*About this task*: What follows is a set of records. Copy them exactly and leave out the images.

*Supplied material*:
# # # #

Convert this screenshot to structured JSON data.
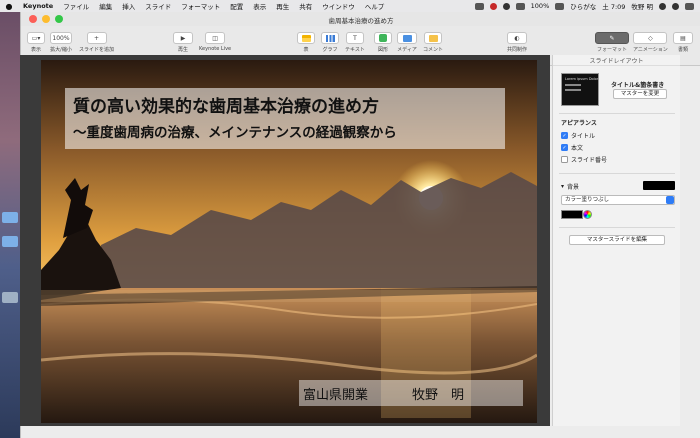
{
  "menubar": {
    "app_name": "Keynote",
    "menus": [
      "ファイル",
      "編集",
      "挿入",
      "スライド",
      "フォーマット",
      "配置",
      "表示",
      "再生",
      "共有",
      "ウインドウ",
      "ヘルプ"
    ],
    "battery": "100%",
    "input_mode": "ひらがな",
    "clock": "土 7:09",
    "user": "牧野 明"
  },
  "window": {
    "doc_title": "歯周基本治療の進め方"
  },
  "toolbar": {
    "view": "表示",
    "zoom_value": "100%",
    "zoom": "拡大/縮小",
    "add_slide": "スライドを追加",
    "play": "再生",
    "keynote_live": "Keynote Live",
    "table": "表",
    "chart": "グラフ",
    "text": "テキスト",
    "shape": "図形",
    "media": "メディア",
    "comment": "コメント",
    "collaborate": "共同制作",
    "format": "フォーマット",
    "animate": "アニメーション",
    "document": "書類"
  },
  "slide": {
    "title_line1": "質の高い効果的な歯周基本治療の進め方",
    "title_line2": "〜重度歯周病の治療、メインテナンスの経過観察から",
    "org": "富山県開業",
    "name": "牧野　明"
  },
  "inspector": {
    "tab_label": "スライドレイアウト",
    "layout_thumb_text": "Lorem ipsum Dolor",
    "layout_name": "タイトル&箇条書き",
    "change_master": "マスターを変更",
    "appearance": "アピアランス",
    "check_title": "タイトル",
    "check_body": "本文",
    "check_slide_number": "スライド番号",
    "background": "背景",
    "fill_option": "カラー塗りつぶし",
    "edit_master": "マスタースライドを編集",
    "accent_color": "#2f7cf6"
  }
}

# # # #

*Reply to the task*:
Convert this screenshot to structured JSON data.
{
  "menubar": {
    "app_name": "Keynote",
    "menus": [
      "ファイル",
      "編集",
      "挿入",
      "スライド",
      "フォーマット",
      "配置",
      "表示",
      "再生",
      "共有",
      "ウインドウ",
      "ヘルプ"
    ],
    "battery": "100%",
    "input_mode": "ひらがな",
    "clock": "土 7:09",
    "user": "牧野 明"
  },
  "window": {
    "doc_title": "歯周基本治療の進め方"
  },
  "toolbar": {
    "view": "表示",
    "zoom_value": "100%",
    "zoom": "拡大/縮小",
    "add_slide": "スライドを追加",
    "play": "再生",
    "keynote_live": "Keynote Live",
    "table": "表",
    "chart": "グラフ",
    "text": "テキスト",
    "shape": "図形",
    "media": "メディア",
    "comment": "コメント",
    "collaborate": "共同制作",
    "format": "フォーマット",
    "animate": "アニメーション",
    "document": "書類"
  },
  "slide": {
    "title_line1": "質の高い効果的な歯周基本治療の進め方",
    "title_line2": "〜重度歯周病の治療、メインテナンスの経過観察から",
    "org": "富山県開業",
    "name": "牧野　明"
  },
  "inspector": {
    "tab_label": "スライドレイアウト",
    "layout_thumb_text": "Lorem ipsum Dolor",
    "layout_name": "タイトル&箇条書き",
    "change_master": "マスターを変更",
    "appearance": "アピアランス",
    "check_title": "タイトル",
    "check_body": "本文",
    "check_slide_number": "スライド番号",
    "background": "背景",
    "fill_option": "カラー塗りつぶし",
    "edit_master": "マスタースライドを編集",
    "accent_color": "#2f7cf6"
  }
}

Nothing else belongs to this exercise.